**WHAT IS NEEDED:** A faithful copy of the data is what is wanted, minus any pictures.

**DATA RECORDS:**

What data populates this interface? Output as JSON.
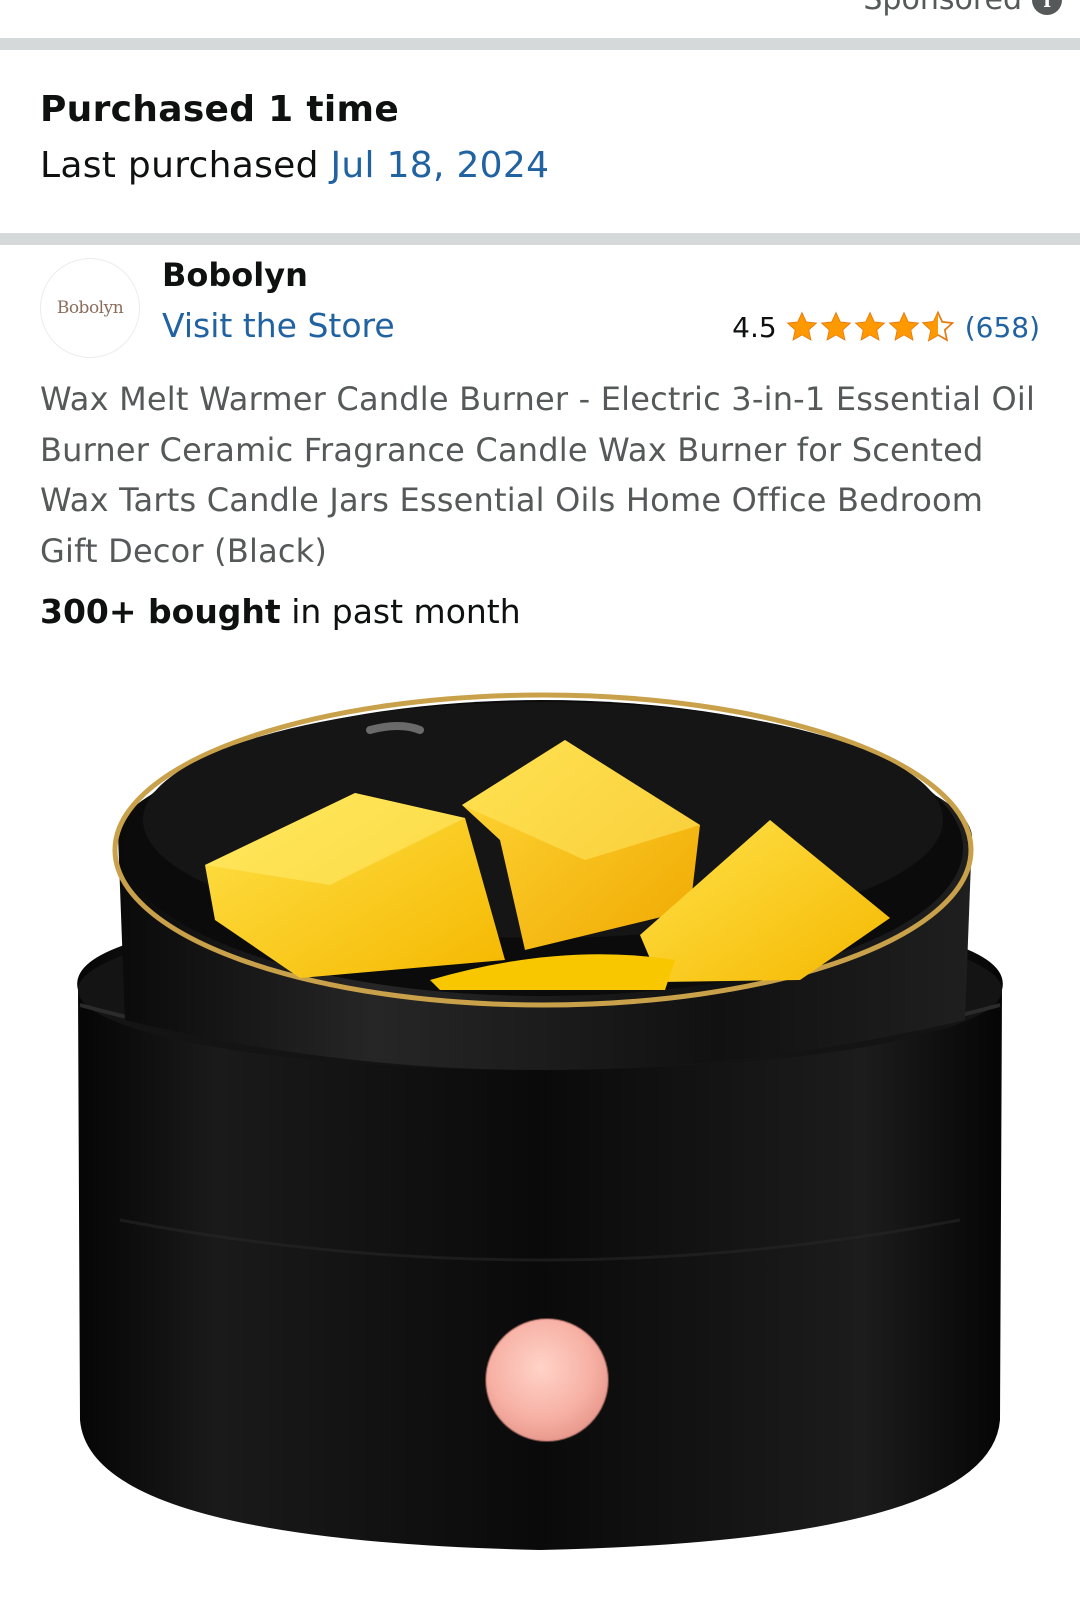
{
  "header": {
    "sponsored_label": "Sponsored",
    "info_icon": "info-icon"
  },
  "purchase_history": {
    "count_label": "Purchased 1 time",
    "last_label": "Last purchased",
    "last_date": "Jul 18, 2024"
  },
  "brand": {
    "logo_text": "Bobolyn",
    "name": "Bobolyn",
    "store_link": "Visit the Store"
  },
  "rating": {
    "value": "4.5",
    "stars": 4.5,
    "count": "(658)",
    "star_color": "#ff9900"
  },
  "product": {
    "title": "Wax Melt Warmer Candle Burner - Electric 3-in-1 Essential Oil Burner Ceramic Fragrance Candle Wax Burner for Scented Wax Tarts Candle Jars Essential Oils Home Office Bedroom Gift Decor (Black)",
    "bought_bold": "300+ bought",
    "bought_rest": " in past month"
  },
  "colors": {
    "link": "#2162a1",
    "divider": "#d5d9d9",
    "muted_text": "#565959"
  }
}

**RESPONSE AREA:**
What data populates this interface? Output as JSON.
{
  "header": {
    "sponsored_label": "Sponsored",
    "info_icon": "info-icon"
  },
  "purchase_history": {
    "count_label": "Purchased 1 time",
    "last_label": "Last purchased",
    "last_date": "Jul 18, 2024"
  },
  "brand": {
    "logo_text": "Bobolyn",
    "name": "Bobolyn",
    "store_link": "Visit the Store"
  },
  "rating": {
    "value": "4.5",
    "stars": 4.5,
    "count": "(658)",
    "star_color": "#ff9900"
  },
  "product": {
    "title": "Wax Melt Warmer Candle Burner - Electric 3-in-1 Essential Oil Burner Ceramic Fragrance Candle Wax Burner for Scented Wax Tarts Candle Jars Essential Oils Home Office Bedroom Gift Decor (Black)",
    "bought_bold": "300+ bought",
    "bought_rest": " in past month"
  },
  "colors": {
    "link": "#2162a1",
    "divider": "#d5d9d9",
    "muted_text": "#565959"
  }
}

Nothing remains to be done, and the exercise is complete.